**Task objective**
Repeat all of the records exactly, leaving out the pictures.

• • • • • • •

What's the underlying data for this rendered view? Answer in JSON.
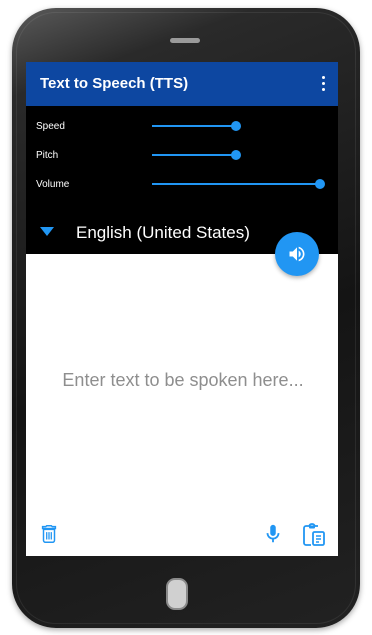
{
  "app": {
    "title": "Text to Speech (TTS)"
  },
  "controls": {
    "speed_label": "Speed",
    "pitch_label": "Pitch",
    "volume_label": "Volume",
    "speed_level": 0.5,
    "pitch_level": 0.5,
    "volume_level": 1.0
  },
  "language": {
    "selected": "English (United States)"
  },
  "input": {
    "placeholder": "Enter text to be spoken here..."
  },
  "icons": {
    "menu": "more-vert-icon",
    "speak": "volume-up-icon",
    "clear": "trash-icon",
    "voice_input": "microphone-icon",
    "paste": "paste-icon",
    "language_dropdown": "chevron-down-icon"
  },
  "colors": {
    "appbar": "#0d47a1",
    "accent": "#2196f3",
    "controls_bg": "#000000",
    "placeholder_text": "#8e8e8e"
  }
}
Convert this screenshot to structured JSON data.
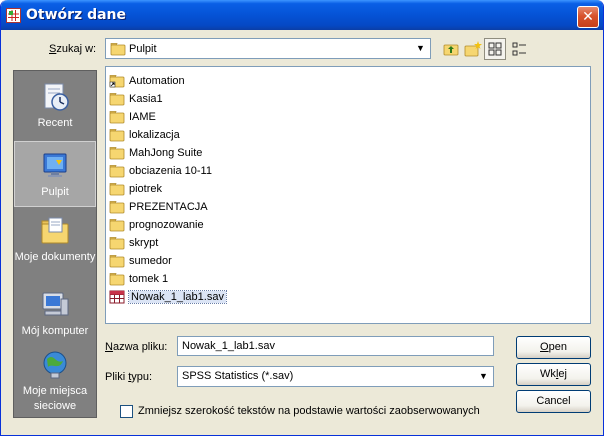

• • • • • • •

**Your response**
What's the underlying data for this rendered view? Answer in JSON.
{
  "app": {
    "title": "Text to Speech (TTS)"
  },
  "controls": {
    "speed_label": "Speed",
    "pitch_label": "Pitch",
    "volume_label": "Volume",
    "speed_level": 0.5,
    "pitch_level": 0.5,
    "volume_level": 1.0
  },
  "language": {
    "selected": "English (United States)"
  },
  "input": {
    "placeholder": "Enter text to be spoken here..."
  },
  "icons": {
    "menu": "more-vert-icon",
    "speak": "volume-up-icon",
    "clear": "trash-icon",
    "voice_input": "microphone-icon",
    "paste": "paste-icon",
    "language_dropdown": "chevron-down-icon"
  },
  "colors": {
    "appbar": "#0d47a1",
    "accent": "#2196f3",
    "controls_bg": "#000000",
    "placeholder_text": "#8e8e8e"
  }
}
Convert this screenshot to structured JSON data.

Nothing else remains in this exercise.